• Exercise instructions:
Nothing but a number should be written: the count of lines below that contain "Save".

(Dataset excerpts)
· · · · · · ·

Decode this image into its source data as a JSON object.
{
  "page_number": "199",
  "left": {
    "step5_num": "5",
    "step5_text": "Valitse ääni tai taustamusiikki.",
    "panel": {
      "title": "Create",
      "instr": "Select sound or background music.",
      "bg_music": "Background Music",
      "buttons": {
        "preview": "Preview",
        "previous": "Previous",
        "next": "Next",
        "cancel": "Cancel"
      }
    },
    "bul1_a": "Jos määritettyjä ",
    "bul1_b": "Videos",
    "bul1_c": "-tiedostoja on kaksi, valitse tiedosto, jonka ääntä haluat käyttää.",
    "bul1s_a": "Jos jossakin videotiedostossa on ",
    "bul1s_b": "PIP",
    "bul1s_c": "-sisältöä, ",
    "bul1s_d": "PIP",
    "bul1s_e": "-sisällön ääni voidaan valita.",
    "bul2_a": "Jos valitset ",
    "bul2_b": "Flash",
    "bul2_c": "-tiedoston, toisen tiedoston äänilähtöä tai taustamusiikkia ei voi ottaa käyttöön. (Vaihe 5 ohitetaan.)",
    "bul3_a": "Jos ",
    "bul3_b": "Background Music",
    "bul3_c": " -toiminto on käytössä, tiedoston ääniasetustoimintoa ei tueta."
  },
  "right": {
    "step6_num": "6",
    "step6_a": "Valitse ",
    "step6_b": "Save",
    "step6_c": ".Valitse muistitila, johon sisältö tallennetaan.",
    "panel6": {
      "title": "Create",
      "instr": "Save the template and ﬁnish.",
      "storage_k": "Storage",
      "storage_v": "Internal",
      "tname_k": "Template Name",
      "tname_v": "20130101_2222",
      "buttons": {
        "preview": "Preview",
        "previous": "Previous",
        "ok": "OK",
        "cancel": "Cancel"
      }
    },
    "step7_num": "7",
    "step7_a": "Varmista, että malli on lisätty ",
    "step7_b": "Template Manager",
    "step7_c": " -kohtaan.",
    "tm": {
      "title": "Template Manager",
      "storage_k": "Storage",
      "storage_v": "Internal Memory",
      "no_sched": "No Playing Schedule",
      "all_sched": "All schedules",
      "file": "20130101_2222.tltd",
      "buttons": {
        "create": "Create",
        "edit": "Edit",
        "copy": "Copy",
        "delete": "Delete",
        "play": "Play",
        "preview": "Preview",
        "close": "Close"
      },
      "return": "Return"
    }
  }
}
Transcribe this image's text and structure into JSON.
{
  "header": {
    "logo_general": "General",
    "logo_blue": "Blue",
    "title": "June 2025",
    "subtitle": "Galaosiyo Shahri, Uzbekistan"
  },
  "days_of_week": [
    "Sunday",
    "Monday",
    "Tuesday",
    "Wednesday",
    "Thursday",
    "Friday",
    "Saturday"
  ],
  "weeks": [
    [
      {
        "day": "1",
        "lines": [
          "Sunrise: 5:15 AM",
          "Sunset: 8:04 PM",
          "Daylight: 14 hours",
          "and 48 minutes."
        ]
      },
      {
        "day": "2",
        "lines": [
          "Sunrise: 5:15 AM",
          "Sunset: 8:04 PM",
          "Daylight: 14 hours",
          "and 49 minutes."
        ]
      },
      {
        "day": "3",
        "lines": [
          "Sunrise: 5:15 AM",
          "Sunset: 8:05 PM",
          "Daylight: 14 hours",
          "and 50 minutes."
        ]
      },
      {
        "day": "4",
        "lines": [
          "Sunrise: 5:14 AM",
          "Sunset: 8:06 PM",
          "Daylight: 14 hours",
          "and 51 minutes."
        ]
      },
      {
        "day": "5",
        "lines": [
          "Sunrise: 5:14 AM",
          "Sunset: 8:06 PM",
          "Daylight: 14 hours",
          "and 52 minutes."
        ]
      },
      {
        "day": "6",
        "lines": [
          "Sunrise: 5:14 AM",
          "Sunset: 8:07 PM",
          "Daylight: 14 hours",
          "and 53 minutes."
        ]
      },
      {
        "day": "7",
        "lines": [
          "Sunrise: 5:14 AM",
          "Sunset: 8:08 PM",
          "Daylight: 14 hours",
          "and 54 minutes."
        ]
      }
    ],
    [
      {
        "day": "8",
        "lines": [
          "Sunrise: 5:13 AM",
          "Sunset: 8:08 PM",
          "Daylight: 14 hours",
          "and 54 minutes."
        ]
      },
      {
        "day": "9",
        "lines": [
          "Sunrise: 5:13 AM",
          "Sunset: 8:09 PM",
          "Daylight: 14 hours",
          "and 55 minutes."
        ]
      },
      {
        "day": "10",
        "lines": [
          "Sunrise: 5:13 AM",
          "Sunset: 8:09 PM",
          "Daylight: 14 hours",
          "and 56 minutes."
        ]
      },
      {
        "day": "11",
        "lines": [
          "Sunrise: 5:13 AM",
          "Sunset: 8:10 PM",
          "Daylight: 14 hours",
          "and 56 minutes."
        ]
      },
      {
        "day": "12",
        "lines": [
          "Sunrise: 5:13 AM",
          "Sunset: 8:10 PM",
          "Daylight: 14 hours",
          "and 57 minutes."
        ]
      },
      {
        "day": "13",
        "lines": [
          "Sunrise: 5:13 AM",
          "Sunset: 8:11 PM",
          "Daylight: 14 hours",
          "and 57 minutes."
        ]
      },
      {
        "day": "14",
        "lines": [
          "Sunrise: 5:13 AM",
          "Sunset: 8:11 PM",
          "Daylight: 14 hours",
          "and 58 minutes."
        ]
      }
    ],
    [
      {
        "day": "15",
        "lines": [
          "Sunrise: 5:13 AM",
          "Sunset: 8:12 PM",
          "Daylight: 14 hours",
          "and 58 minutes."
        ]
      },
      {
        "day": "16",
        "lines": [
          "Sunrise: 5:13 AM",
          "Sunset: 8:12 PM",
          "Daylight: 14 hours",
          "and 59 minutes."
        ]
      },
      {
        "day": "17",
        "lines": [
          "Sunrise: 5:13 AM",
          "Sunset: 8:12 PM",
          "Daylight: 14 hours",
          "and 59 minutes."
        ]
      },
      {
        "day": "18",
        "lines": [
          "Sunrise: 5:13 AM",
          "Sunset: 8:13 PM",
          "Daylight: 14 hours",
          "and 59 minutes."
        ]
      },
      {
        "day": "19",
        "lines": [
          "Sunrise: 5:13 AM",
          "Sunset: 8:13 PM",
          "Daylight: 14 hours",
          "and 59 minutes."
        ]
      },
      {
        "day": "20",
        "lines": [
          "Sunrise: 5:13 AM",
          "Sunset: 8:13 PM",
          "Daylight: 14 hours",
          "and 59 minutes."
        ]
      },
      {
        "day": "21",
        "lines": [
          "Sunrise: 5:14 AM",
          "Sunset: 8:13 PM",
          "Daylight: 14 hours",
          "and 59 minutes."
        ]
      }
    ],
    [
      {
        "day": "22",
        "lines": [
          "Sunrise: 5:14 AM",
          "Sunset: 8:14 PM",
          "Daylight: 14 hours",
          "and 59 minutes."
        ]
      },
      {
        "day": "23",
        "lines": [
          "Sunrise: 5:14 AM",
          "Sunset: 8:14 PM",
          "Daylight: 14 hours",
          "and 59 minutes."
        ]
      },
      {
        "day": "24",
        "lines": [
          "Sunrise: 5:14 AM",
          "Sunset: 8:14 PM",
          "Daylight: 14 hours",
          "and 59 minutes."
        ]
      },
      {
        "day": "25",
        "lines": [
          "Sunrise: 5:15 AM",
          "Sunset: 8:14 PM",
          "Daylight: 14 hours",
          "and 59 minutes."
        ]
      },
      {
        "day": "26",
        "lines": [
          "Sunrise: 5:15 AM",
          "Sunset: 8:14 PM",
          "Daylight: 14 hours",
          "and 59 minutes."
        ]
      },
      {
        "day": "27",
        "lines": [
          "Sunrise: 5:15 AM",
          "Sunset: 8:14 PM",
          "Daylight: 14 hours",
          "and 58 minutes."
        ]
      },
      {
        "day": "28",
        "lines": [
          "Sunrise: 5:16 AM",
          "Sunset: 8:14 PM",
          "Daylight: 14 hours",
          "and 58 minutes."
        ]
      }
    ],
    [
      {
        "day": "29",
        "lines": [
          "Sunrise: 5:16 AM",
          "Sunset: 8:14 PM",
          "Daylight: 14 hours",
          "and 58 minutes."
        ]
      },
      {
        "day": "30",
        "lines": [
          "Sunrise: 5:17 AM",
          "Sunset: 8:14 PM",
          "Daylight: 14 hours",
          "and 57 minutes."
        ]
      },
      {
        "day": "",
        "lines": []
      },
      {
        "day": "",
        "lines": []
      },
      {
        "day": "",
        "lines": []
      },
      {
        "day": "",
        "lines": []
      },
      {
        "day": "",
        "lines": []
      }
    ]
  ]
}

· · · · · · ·

• Answer box:
2